When he was a pre-med student at the University of Vermont, Jeffrey Levine designed rock T-shirts that he and his college buddies would sell in the parking lots of Grateful Dead concerts to earn enough money to travel from show to show as part of the band’s legions of Deadheads.
Although Levine had been airbrushing his designs on jean jackets and T-shirts since he was in high school in New York, his goal was to become a plastic surgeon, not a T-shirt mogul. But market forces had another career path in mind for him. His Grateful Dead images, which he created while doodling in his science and organic chemistry classes, were so popular and prized that he soon had teams of Deadheads hawking them at shows.
As part of its hippie ethos, the Grateful Dead famously gave its tacit consent to the underground economy that flourished at its concerts. But selling a couple of veggie burritos was one thing. Making a killing in the T-shirt business was quite another.
“We had a lot of designs that were selling like crazy,” Levine recalls. “We had 20 or 30 guys out in these parking lots. It was working really well until we got a got a cease-and-desist letter from the Grateful Dead.”
Rather than shut his operation down entirely, though, the band thought Levine’s graphics were cool enough to offer him a licensing deal to officially create and sell merchandise for the Grateful Dead as well as the Jerry Garcia Band.
‘A wild ride’
Levine, who graduated with a degree in business, jumped at the opportunity, moved to San Francisco and toured Europe with the Dead in 1990, handling the band’s “merch” at shows in France, England, Sweden and Germany.
“It was a wild ride,” he remembers. “It was insane.”
When a senior design director for Levi Strauss & Co. happened to see one of Levine’s T-shirts on someone at a gym, it led to him being hired for the company’s hipster-oriented “Button Your Fly” ad campaign for 501 jeans in the 1990s. He went from being a self-described “long-haired hippie with a shoebox full of T-shirts” to heading up a San Francisco factory that employed 130 people and produced an initial order of 30,000 T-shirts for Levi’s. Other jeans companies came calling — Tommy Hilfiger, Donna Karan, DKNY.
The hip-hop community also took notice. Levine was hired to create gear for the likes of Ice-T, Snoop Dogg and Jay-Z. In 1998, he sold his company, Turbo Productions, to Winterland Productions, the entertainment merchandise company started by the late rock promoter Bill Graham.

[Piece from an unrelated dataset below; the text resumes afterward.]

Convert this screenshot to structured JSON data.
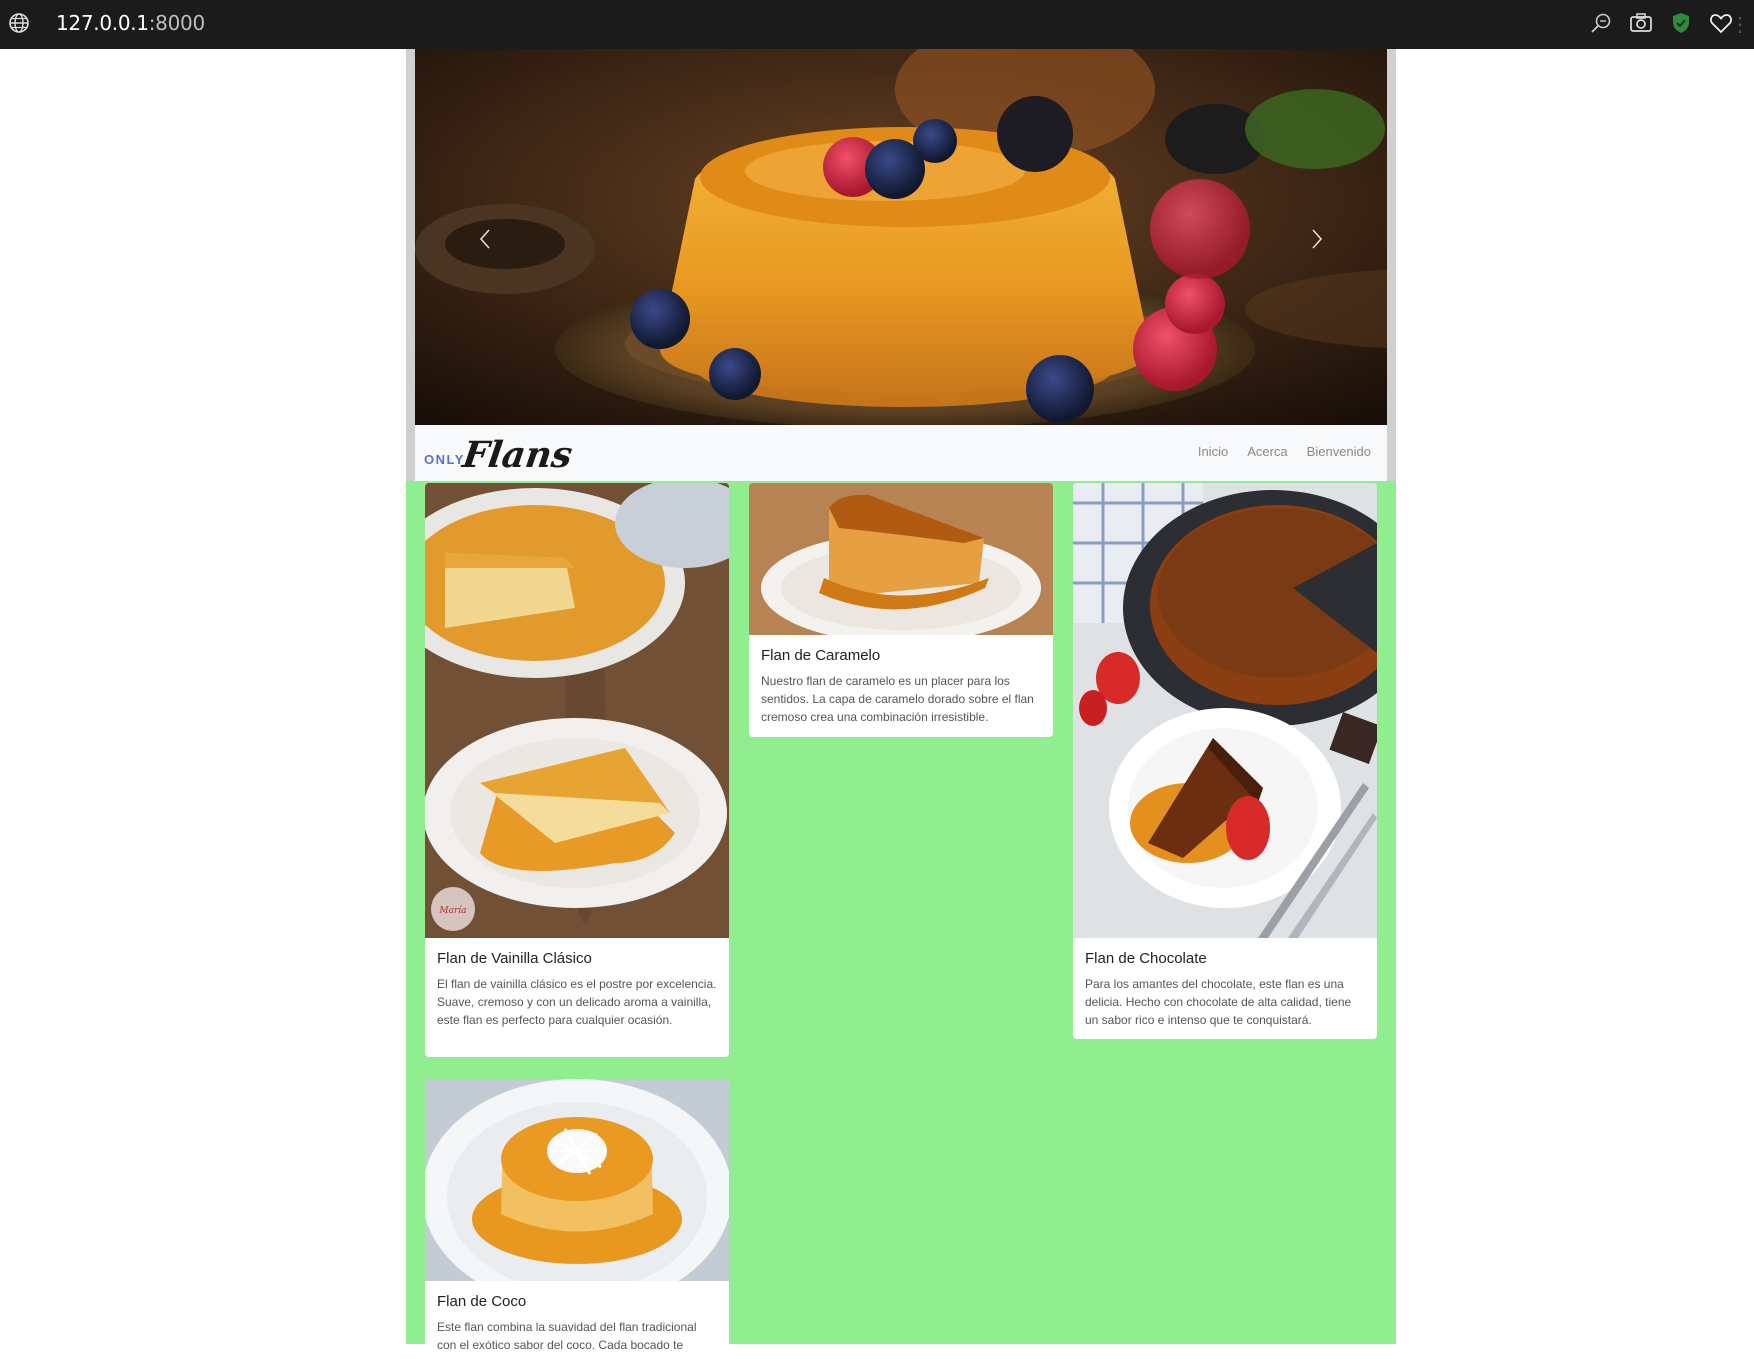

In 2009, Levine co-founded Golden Goods (goldengoodsusa.com), a company that designs and manufactures promotional apparel for corporate clients and the reemerging music merch industry. The company recently moved from San Francisco into a high-ceilinged space in a commercial building nestled in a redwood grove at 38 Miller Ave. in downtown Mill Valley. Part showroom, warehouse and business office, the place is packed with all manner of T-shirts, hoodies, tank tops, jackets, hats, pants, totes, blankets, water bottles, pillow cases, you name it.

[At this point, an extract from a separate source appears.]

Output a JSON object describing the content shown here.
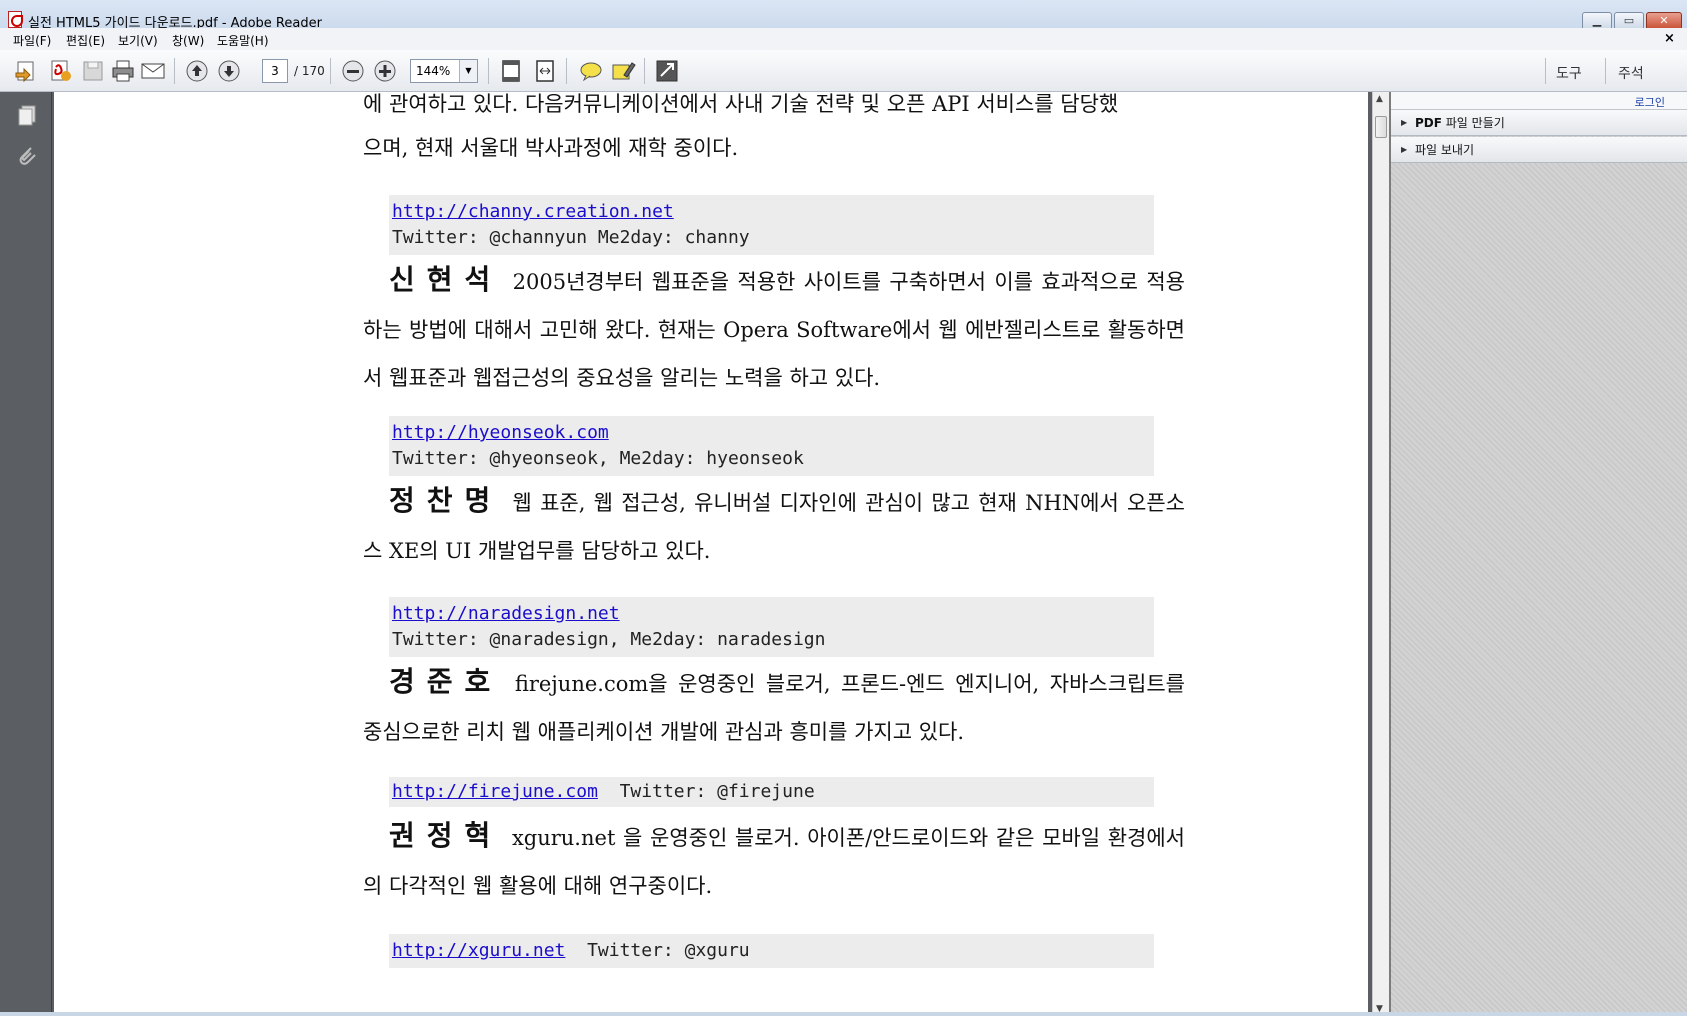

Its customers range from big boys such as Google, Salesforce and Instagram to local folks like Old Mill School, Marin’s Camp Funderblast and the recent Mill Valley Music Festival. After years 15 years in the retail fashion business, Levine has developed a clothing line with a kind of distressed vintage look that comes in a variety of washes, treatments and colors. On his LinkedIn page, he describes himself as “a vintage culture enthusiast.”
“He saw a niche in the market for high-quality, super-soft, retail-quality branded apparel that people didn’t want to get rid of after wearing it one time,” says 41-year-old sales director Mara Mustola, who lives in Mill Valley and is the daughter of Arne Frager, former owner of the Plant Recording Studios in Sausalito. “We want our clothing to be the first thing people reach for in the morning to wear because it’s the coolest thing they own.”
True to his rock ‘n’ roll roots, Levine, 53, is busily creating merch for the bands Metallica and Jane’s Addiction as well as for music festivals that are making a comeback after two years of pandemic shutdowns. The company made it through those hard times by making and selling custom cotton jersey masks with slogans like “Stay Positive” on them.
When I spoke to him, Levine was in Southern California overseeing a pop-up booth at the BeachLife Festival in Redondo Beach after beginning the season with the Stagecoach Festival in Indio. Coming up are BottleRock in Napa, Life is Beautiful Festival in Las Vegas and Stern Grove Festival and Hardly Strictly Bluegrass in San Francisco.
With 10 festivals this year, Golden Goods is tapped into a music merch industry that did $3.5 billion in business in 2018, up from $3 billion two years before, according to the trade group Licensing International. Golden Goods has five employees that increases to about 90 during festivals.
Now half of the company’s sales, music merch has a rock star cachet that corporate clients hope will rub off on their brands, Levine has found.
“People in Marin know how important music is,” he says. “They identify with the cool factor of music and would love to have their brand associated with the guys who do music.”
Contact Paul Liberatore at [email protected]